What Happens to Recycled Cars
Some environmentalists are frustrated with the car industry’s seemingly slow development of fuel-efficient cars and all-electric vehicles. But the greens can at least take comfort in knowing the extent of car recycling.
The United States Council for Automotive Research estimates 95 percent of cars are at least partially recycled. Moreover, the U.S. Environmental Protection Agency claims 99.2 percent of car batteries are recycled. Both figures are higher than the recycling levels for any other product measured by the EPA. By comparison, 54 percent of paper is recycled, and 37 percent of plastic soda bottles avoid the landfill.
How are Cars Recycled?
But you can’t stuff a car in a recycling bin. So how are cars recycled? The process starts at the junk yard, where most cars are taken whether they are abandoned, donated to charities or sold directly to the junk yard.
Junk yards, also known as scrap yards or salvage yards, pull the car apart. They first drain the fluids and dispose of them, according to strict EPA guidelines. Some can be reused. There is a growing market in “re-refining" motor oil.
Then they salvage all the useful parts for resale or reuse in manufacturing. The high amount of valuable, reusable material makes car recycling profitable, unlike some other product recycling, which often relies on public subsidies.
Some salvage yards directly sell remaining parts of the recycled cars. Others leave parts in the cars and charge a flat fee for mechanics, hobbyists and others to pick apart the cars. Either way, the recycled cars are basically stripped down to the shell and crushed.
That’s how you get the “Wall-E"-style cubes of recycled car.
Magnets and complex machines pull the metal away from the cloth seats, rubber filling and leather and plastic parts. Unfortunately, these materials compose up to 25 percent of the “cube," and they are typically tossed in a landfill.

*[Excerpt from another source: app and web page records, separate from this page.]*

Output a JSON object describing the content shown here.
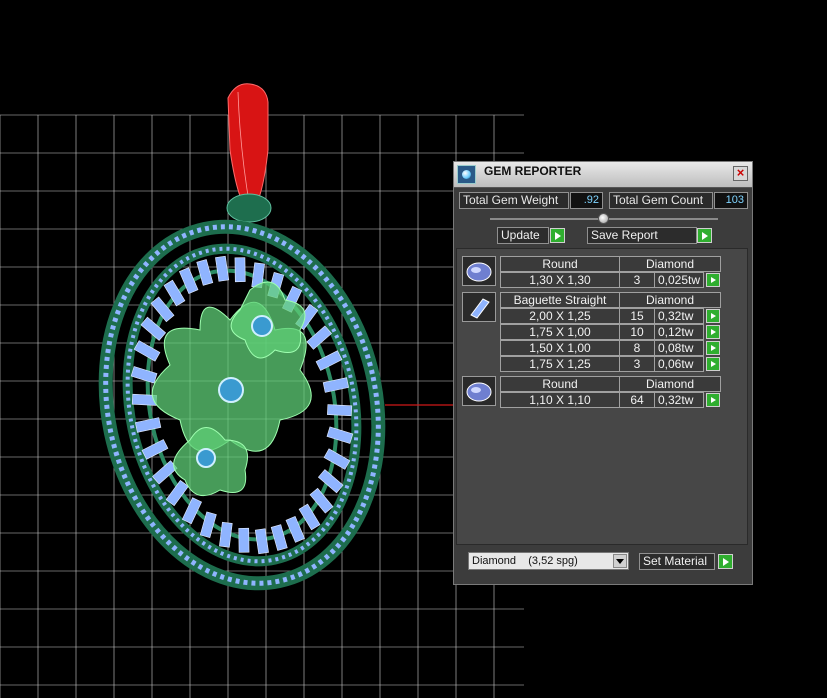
{
  "panel": {
    "title": "GEM REPORTER",
    "close_icon": "close-icon",
    "total_weight_label": "Total Gem Weight",
    "total_weight_value": ".92",
    "total_count_label": "Total Gem Count",
    "total_count_value": "103",
    "update_label": "Update",
    "save_report_label": "Save Report",
    "groups": [
      {
        "icon": "round-gem-icon",
        "shape": "Round",
        "material": "Diamond",
        "rows": [
          {
            "size": "1,30 X 1,30",
            "count": "3",
            "weight": "0,025tw"
          }
        ]
      },
      {
        "icon": "baguette-gem-icon",
        "shape": "Baguette Straight",
        "material": "Diamond",
        "rows": [
          {
            "size": "2,00 X 1,25",
            "count": "15",
            "weight": "0,32tw"
          },
          {
            "size": "1,75 X 1,00",
            "count": "10",
            "weight": "0,12tw"
          },
          {
            "size": "1,50 X 1,00",
            "count": "8",
            "weight": "0,08tw"
          },
          {
            "size": "1,75 X 1,25",
            "count": "3",
            "weight": "0,06tw"
          }
        ]
      },
      {
        "icon": "round-gem-icon",
        "shape": "Round",
        "material": "Diamond",
        "rows": [
          {
            "size": "1,10 X 1,10",
            "count": "64",
            "weight": "0,32tw"
          }
        ]
      }
    ],
    "material_select_value": "Diamond    (3,52 spg)",
    "set_material_label": "Set Material"
  },
  "colors": {
    "panel_bg": "#3c3c3c",
    "accent_green": "#2fae2f",
    "value_cyan": "#7fd4ff",
    "grid_line": "#cfcfcf",
    "gem_blue": "#8fb4ff",
    "metal_green": "#1f6e4e",
    "bail_red": "#e01010"
  }
}
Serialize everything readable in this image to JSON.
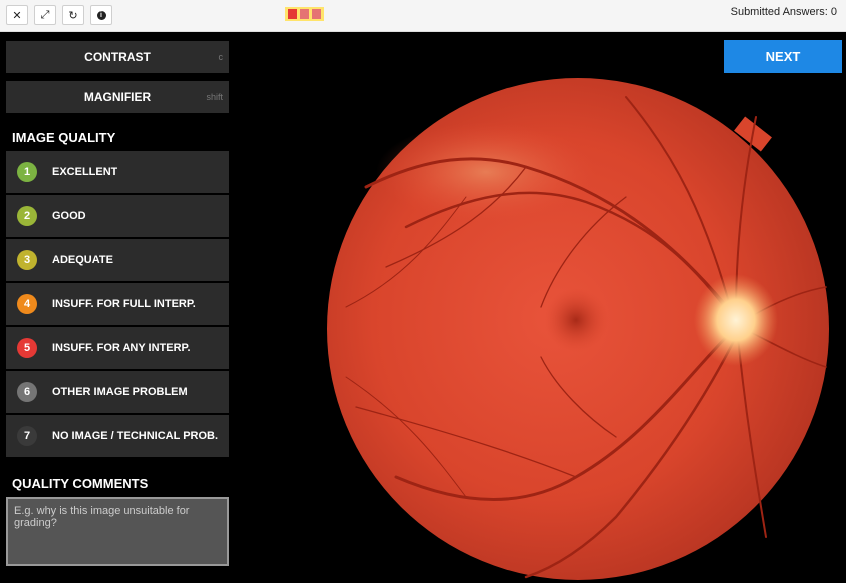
{
  "toolbar": {
    "icons": [
      "close-icon",
      "expand-icon",
      "refresh-icon",
      "info-icon"
    ],
    "progress_colors": [
      "#e53935",
      "#e57373",
      "#e57373"
    ],
    "submitted_label": "Submitted Answers: 0"
  },
  "tools": {
    "contrast": {
      "label": "CONTRAST",
      "shortcut": "c"
    },
    "magnifier": {
      "label": "MAGNIFIER",
      "shortcut": "shift"
    }
  },
  "image_quality": {
    "title": "IMAGE QUALITY",
    "options": [
      {
        "number": "1",
        "label": "EXCELLENT",
        "color": "#7cb342"
      },
      {
        "number": "2",
        "label": "GOOD",
        "color": "#9ab638"
      },
      {
        "number": "3",
        "label": "ADEQUATE",
        "color": "#c0b32e"
      },
      {
        "number": "4",
        "label": "INSUFF. FOR FULL INTERP.",
        "color": "#ef8a1c"
      },
      {
        "number": "5",
        "label": "INSUFF. FOR ANY INTERP.",
        "color": "#e53935"
      },
      {
        "number": "6",
        "label": "OTHER IMAGE PROBLEM",
        "color": "#757575"
      },
      {
        "number": "7",
        "label": "NO IMAGE / TECHNICAL PROB.",
        "color": "#3a3a3a"
      }
    ]
  },
  "comments": {
    "title": "QUALITY COMMENTS",
    "placeholder": "E.g. why is this image unsuitable for grading?"
  },
  "next_label": "NEXT"
}
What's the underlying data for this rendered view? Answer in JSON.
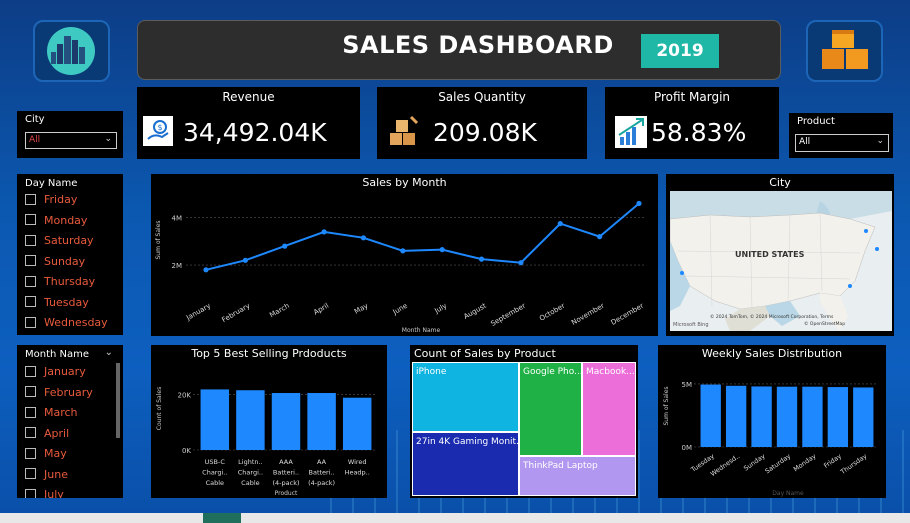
{
  "header": {
    "title": "SALES DASHBOARD",
    "year": "2019"
  },
  "kpis": {
    "revenue": {
      "label": "Revenue",
      "value": "34,492.04K"
    },
    "quantity": {
      "label": "Sales Quantity",
      "value": "209.08K"
    },
    "margin": {
      "label": "Profit Margin",
      "value": "58.83%"
    }
  },
  "filters": {
    "city": {
      "label": "City",
      "value": "All"
    },
    "product": {
      "label": "Product",
      "value": "All"
    }
  },
  "day_slicer": {
    "title": "Day Name",
    "items": [
      "Friday",
      "Monday",
      "Saturday",
      "Sunday",
      "Thursday",
      "Tuesday",
      "Wednesday"
    ]
  },
  "month_slicer": {
    "title": "Month Name",
    "items": [
      "January",
      "February",
      "March",
      "April",
      "May",
      "June",
      "July"
    ]
  },
  "map": {
    "title": "City",
    "country_label": "UNITED STATES",
    "attribution": "© 2024 TomTom, © 2024 Microsoft Corporation, Terms",
    "attribution2": "© OpenStreetMap",
    "brand": "Microsoft Bing"
  },
  "colors": {
    "accent": "#1e88ff",
    "title_bg": "#2d2d2d",
    "year_bg": "#1fb7a6",
    "slicer_text": "#e85a3c"
  },
  "chart_data": [
    {
      "type": "line",
      "title": "Sales by Month",
      "xlabel": "Month Name",
      "ylabel": "Sum of Sales",
      "categories": [
        "January",
        "February",
        "March",
        "April",
        "May",
        "June",
        "July",
        "August",
        "September",
        "October",
        "November",
        "December"
      ],
      "values": [
        1.8,
        2.2,
        2.8,
        3.4,
        3.15,
        2.6,
        2.65,
        2.25,
        2.1,
        3.75,
        3.2,
        4.6
      ],
      "yticks": [
        "2M",
        "4M"
      ],
      "ylim": [
        1.2,
        5.0
      ]
    },
    {
      "type": "bar",
      "title": "Top 5 Best Selling Prdoducts",
      "xlabel": "Product",
      "ylabel": "Count of Sales",
      "categories": [
        "USB-C Chargi.. Cable",
        "Lightn.. Chargi.. Cable",
        "AAA Batteri.. (4-pack)",
        "AA Batteri.. (4-pack)",
        "Wired Headp.."
      ],
      "values": [
        21.9,
        21.6,
        20.6,
        20.6,
        18.9
      ],
      "yticks": [
        "0K",
        "20K"
      ],
      "ylim": [
        0,
        30
      ]
    },
    {
      "type": "treemap",
      "title": "Count of Sales by Product",
      "categories": [
        "iPhone",
        "Google Pho...",
        "Macbook...",
        "27in 4K Gaming Monit...",
        "ThinkPad Laptop"
      ]
    },
    {
      "type": "bar",
      "title": "Weekly Sales Distribution",
      "xlabel": "Day Name",
      "ylabel": "Sum of Sales",
      "categories": [
        "Tuesday",
        "Wednesd..",
        "Sunday",
        "Saturday",
        "Monday",
        "Friday",
        "Thursday"
      ],
      "values": [
        4.95,
        4.85,
        4.8,
        4.78,
        4.78,
        4.75,
        4.72
      ],
      "yticks": [
        "0M",
        "5M"
      ],
      "ylim": [
        0,
        6.5
      ]
    }
  ]
}
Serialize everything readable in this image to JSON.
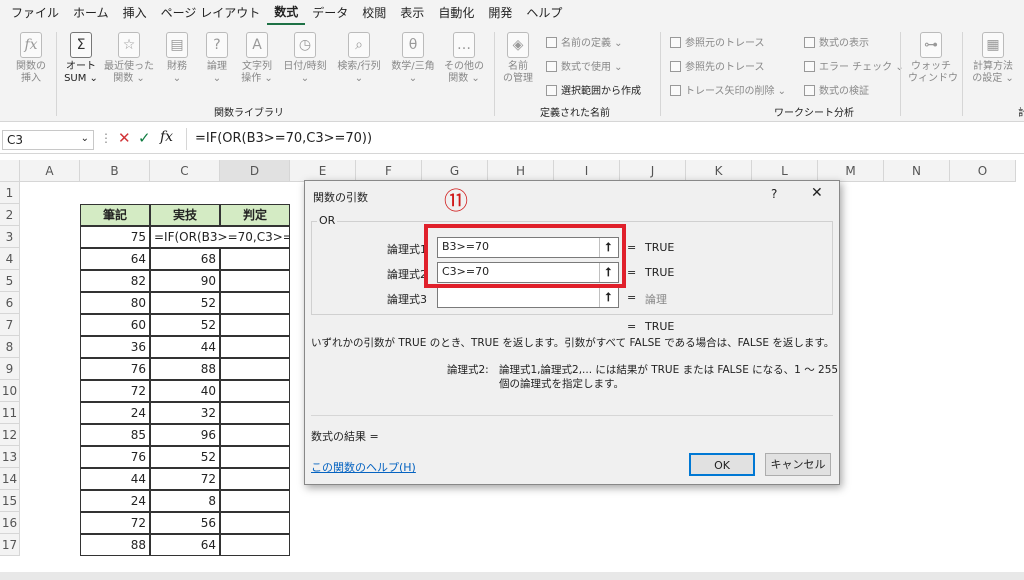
{
  "menu": [
    "ファイル",
    "ホーム",
    "挿入",
    "ページ レイアウト",
    "数式",
    "データ",
    "校閲",
    "表示",
    "自動化",
    "開発",
    "ヘルプ"
  ],
  "ribbon": {
    "insert_fn": "関数の\n挿入",
    "autosum": "オート\nSUM ⌄",
    "recent": "最近使った\n関数 ⌄",
    "finance": "財務\n⌄",
    "logic": "論理\n⌄",
    "text": "文字列\n操作 ⌄",
    "datetime": "日付/時刻\n⌄",
    "lookup": "検索/行列\n⌄",
    "math": "数学/三角\n⌄",
    "other": "その他の\n関数 ⌄",
    "group_lib": "関数ライブラリ",
    "name_mgr": "名前\nの管理",
    "define": "名前の定義 ⌄",
    "use_in": "数式で使用 ⌄",
    "create_sel": "選択範囲から作成",
    "group_names": "定義された名前",
    "trace_prec": "参照元のトレース",
    "trace_dep": "参照先のトレース",
    "remove_arrows": "トレース矢印の削除 ⌄",
    "show_formulas": "数式の表示",
    "error_check": "エラー チェック ⌄",
    "eval_formula": "数式の検証",
    "group_audit": "ワークシート分析",
    "watch": "ウォッチ\nウィンドウ",
    "calc_opts": "計算方法\nの設定 ⌄",
    "cut_label": "計"
  },
  "formula_bar": {
    "name": "C3",
    "formula": "=IF(OR(B3>=70,C3>=70))"
  },
  "columns": [
    "A",
    "B",
    "C",
    "D",
    "E",
    "F",
    "G",
    "H",
    "I",
    "J",
    "K",
    "L",
    "M",
    "N",
    "O"
  ],
  "rows": [
    "1",
    "2",
    "3",
    "4",
    "5",
    "6",
    "7",
    "8",
    "9",
    "10",
    "11",
    "12",
    "13",
    "14",
    "15",
    "16",
    "17"
  ],
  "table": {
    "headers": [
      "筆記",
      "実技",
      "判定"
    ],
    "b3": "75",
    "c3_formula": "=IF(OR(B3>=70,C3>=",
    "data": [
      [
        "64",
        "68"
      ],
      [
        "82",
        "90"
      ],
      [
        "80",
        "52"
      ],
      [
        "60",
        "52"
      ],
      [
        "36",
        "44"
      ],
      [
        "76",
        "88"
      ],
      [
        "72",
        "40"
      ],
      [
        "24",
        "32"
      ],
      [
        "85",
        "96"
      ],
      [
        "76",
        "52"
      ],
      [
        "44",
        "72"
      ],
      [
        "24",
        "8"
      ],
      [
        "72",
        "56"
      ],
      [
        "88",
        "64"
      ]
    ]
  },
  "dialog": {
    "title": "関数の引数",
    "help_q": "?",
    "close": "✕",
    "fn_name": "OR",
    "arg1_label": "論理式1",
    "arg1_value": "B3>=70",
    "arg1_result": "TRUE",
    "arg2_label": "論理式2",
    "arg2_value": "C3>=70",
    "arg2_result": "TRUE",
    "arg3_label": "論理式3",
    "arg3_result": "論理",
    "eq": "=",
    "overall_result": "TRUE",
    "desc": "いずれかの引数が TRUE のとき、TRUE を返します。引数がすべて FALSE である場合は、FALSE を返します。",
    "arg_desc_label": "論理式2:",
    "arg_desc": "論理式1,論理式2,... には結果が TRUE または FALSE になる、1 〜 255\n個の論理式を指定します。",
    "formula_result": "数式の結果 =",
    "help_link": "この関数のヘルプ(H)",
    "ok": "OK",
    "cancel": "キャンセル"
  },
  "callout": "⑪",
  "colors": {
    "header_fill": "#d4ebc4",
    "red_box": "#e0202b",
    "accent": "#1e7145"
  }
}
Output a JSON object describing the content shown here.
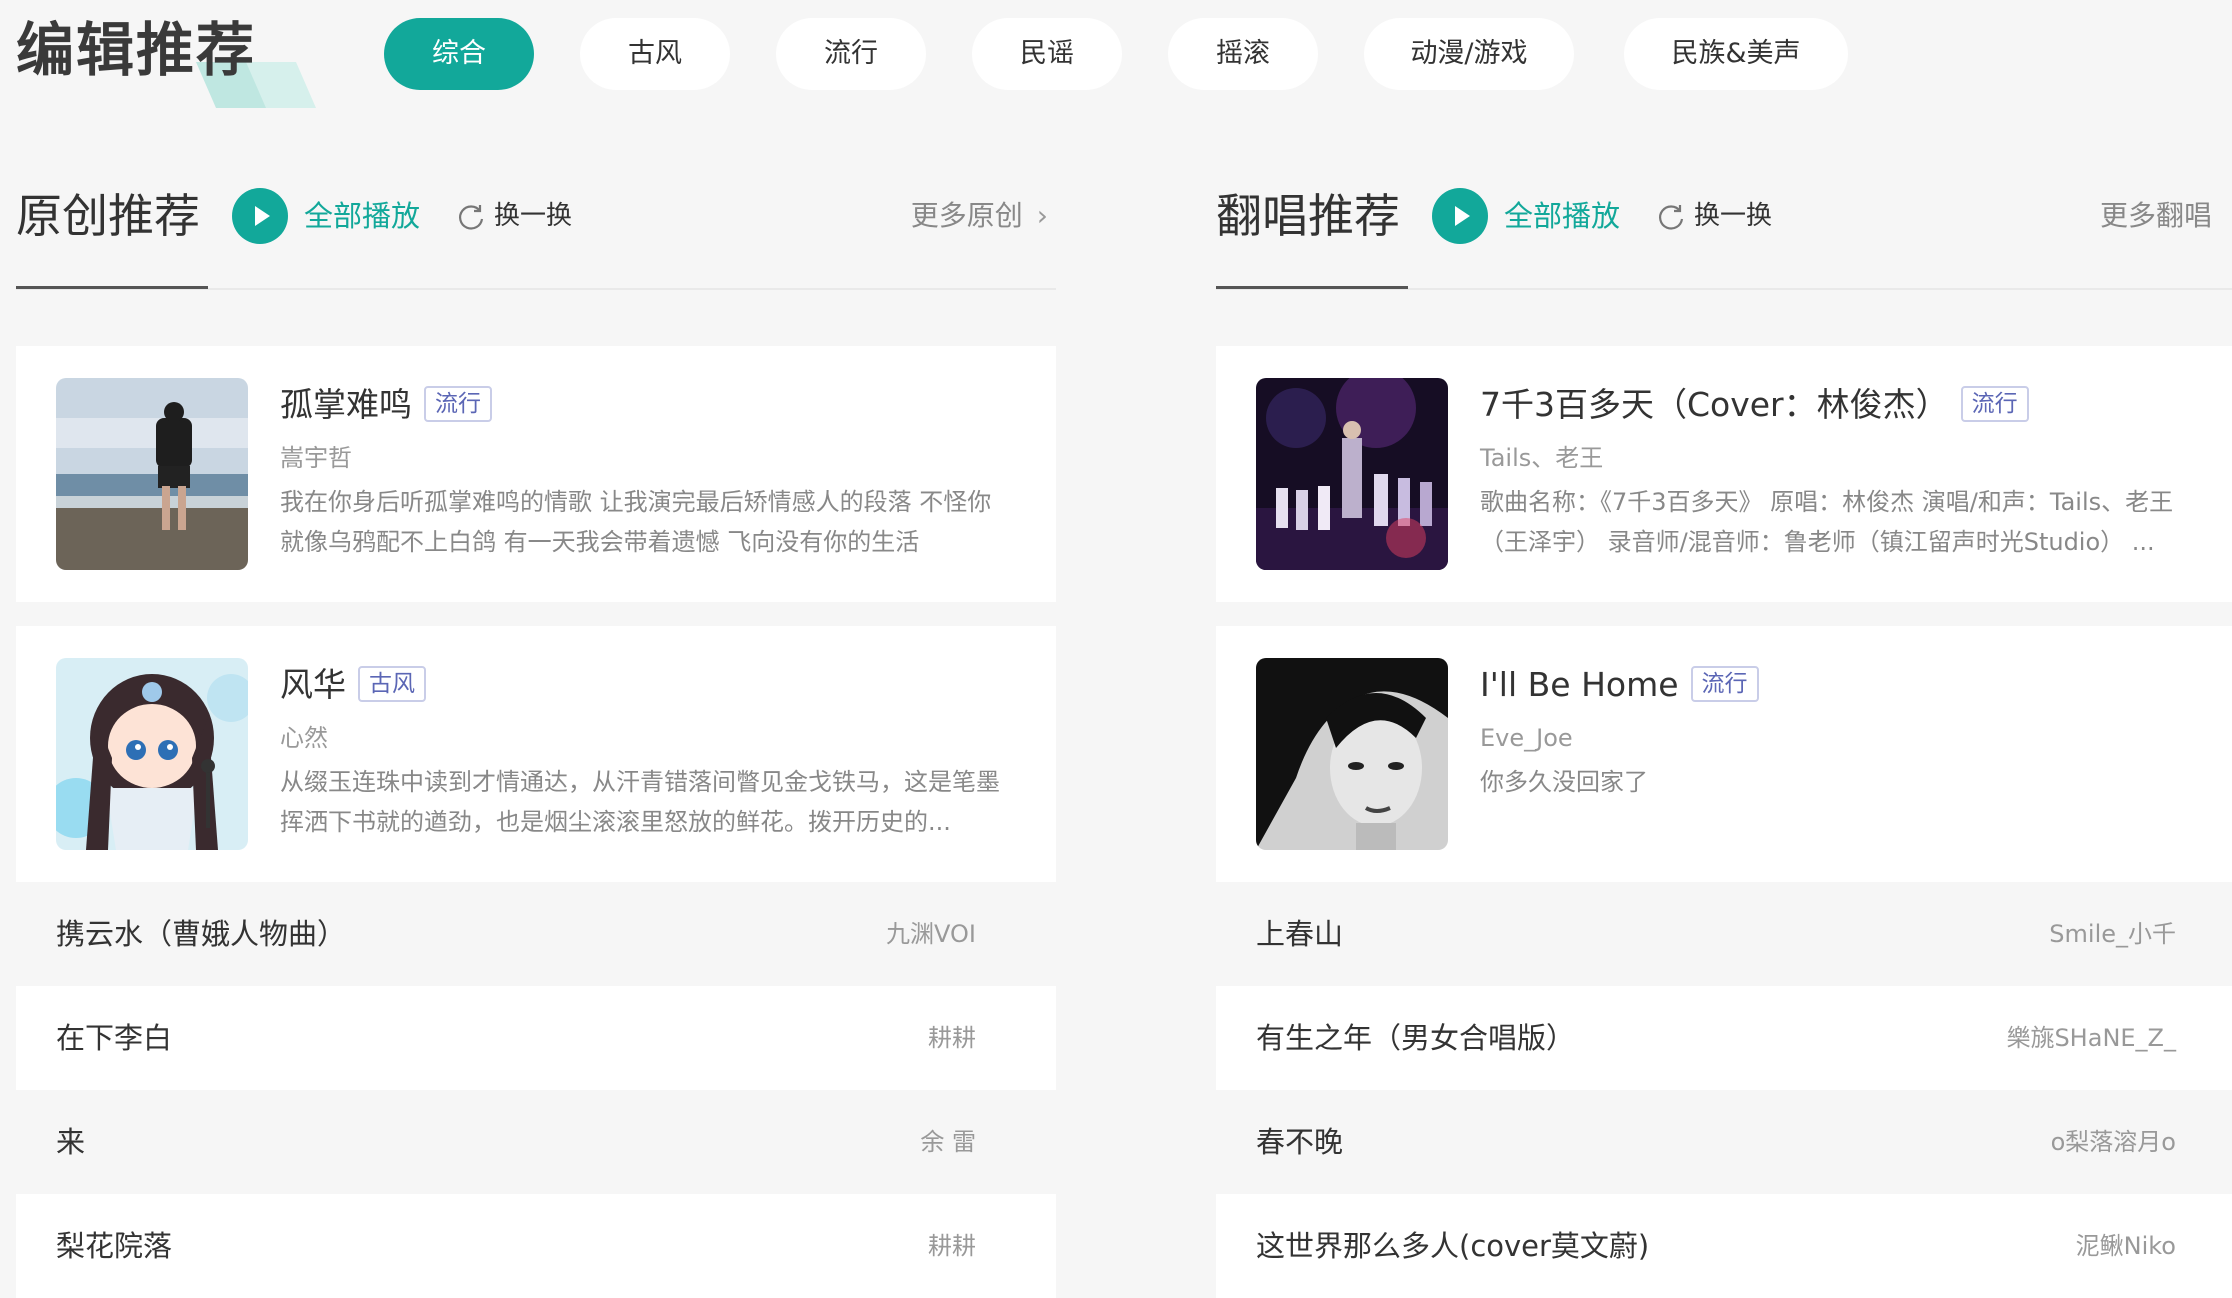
{
  "brand": {
    "title": "编辑推荐",
    "accent_color": "#12a89a"
  },
  "tabs": [
    {
      "label": "综合",
      "active": true
    },
    {
      "label": "古风"
    },
    {
      "label": "流行"
    },
    {
      "label": "民谣"
    },
    {
      "label": "摇滚"
    },
    {
      "label": "动漫/游戏"
    },
    {
      "label": "民族&美声"
    }
  ],
  "original": {
    "title": "原创推荐",
    "play_all": "全部播放",
    "refresh": "换一换",
    "more": "更多原创",
    "more_chevron": "›",
    "cards": [
      {
        "title": "孤掌难鸣",
        "tag": "流行",
        "artist": "嵩宇哲",
        "desc": "我在你身后听孤掌难鸣的情歌 让我演完最后矫情感人的段落 不怪你就像乌鸦配不上白鸽 有一天我会带着遗憾 飞向没有你的生活",
        "cover": "man-on-beach"
      },
      {
        "title": "风华",
        "tag": "古风",
        "artist": "心然",
        "desc": "从缀玉连珠中读到才情通达，从汗青错落间瞥见金戈铁马，这是笔墨挥洒下书就的遒劲，也是烟尘滚滚里怒放的鲜花。拨开历史的...",
        "cover": "chibi-singer"
      }
    ],
    "list": [
      {
        "title": "携云水（曹娥人物曲）",
        "artist": "九渊VOI"
      },
      {
        "title": "在下李白",
        "artist": "耕耕"
      },
      {
        "title": "来",
        "artist": "余 雷"
      },
      {
        "title": "梨花院落",
        "artist": "耕耕"
      }
    ]
  },
  "cover_songs": {
    "title": "翻唱推荐",
    "play_all": "全部播放",
    "refresh": "换一换",
    "more": "更多翻唱",
    "cards": [
      {
        "title": "7千3百多天（Cover：林俊杰）",
        "tag": "流行",
        "artist": "Tails、老王",
        "desc": "歌曲名称：《7千3百多天》 原唱：林俊杰 演唱/和声：Tails、老王（王泽宇） 录音师/混音师：鲁老师（镇江留声时光Studio） ...",
        "cover": "concert-stage"
      },
      {
        "title": "I'll Be Home",
        "tag": "流行",
        "artist": "Eve_Joe",
        "desc": "你多久没回家了",
        "cover": "bw-portrait"
      }
    ],
    "list": [
      {
        "title": "上春山",
        "artist": "Smile_小千"
      },
      {
        "title": "有生之年（男女合唱版）",
        "artist": "樂旐SHaNE_Z_"
      },
      {
        "title": "春不晚",
        "artist": "o梨落溶月o"
      },
      {
        "title": "这世界那么多人(cover莫文蔚)",
        "artist": "泥鳅Niko"
      }
    ]
  }
}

The metal is sold for reuse. The car industry is working to provide for easier recycling of the other parts. General Motors, Volkswagen and Mazda are among the companies working to decrease the percentage of a recycled car that ends up in a landfill. For example, Mazda aims to recycle 90 percent of each car by designing parts to be dismantled more easily and using similar plastics throughout the car to help ease separation for recycling.
Meanwhile, USCAR is working with Argonne and the American Chemistry Council on a more efficient system for dismantling recycled cars and separating the various materials.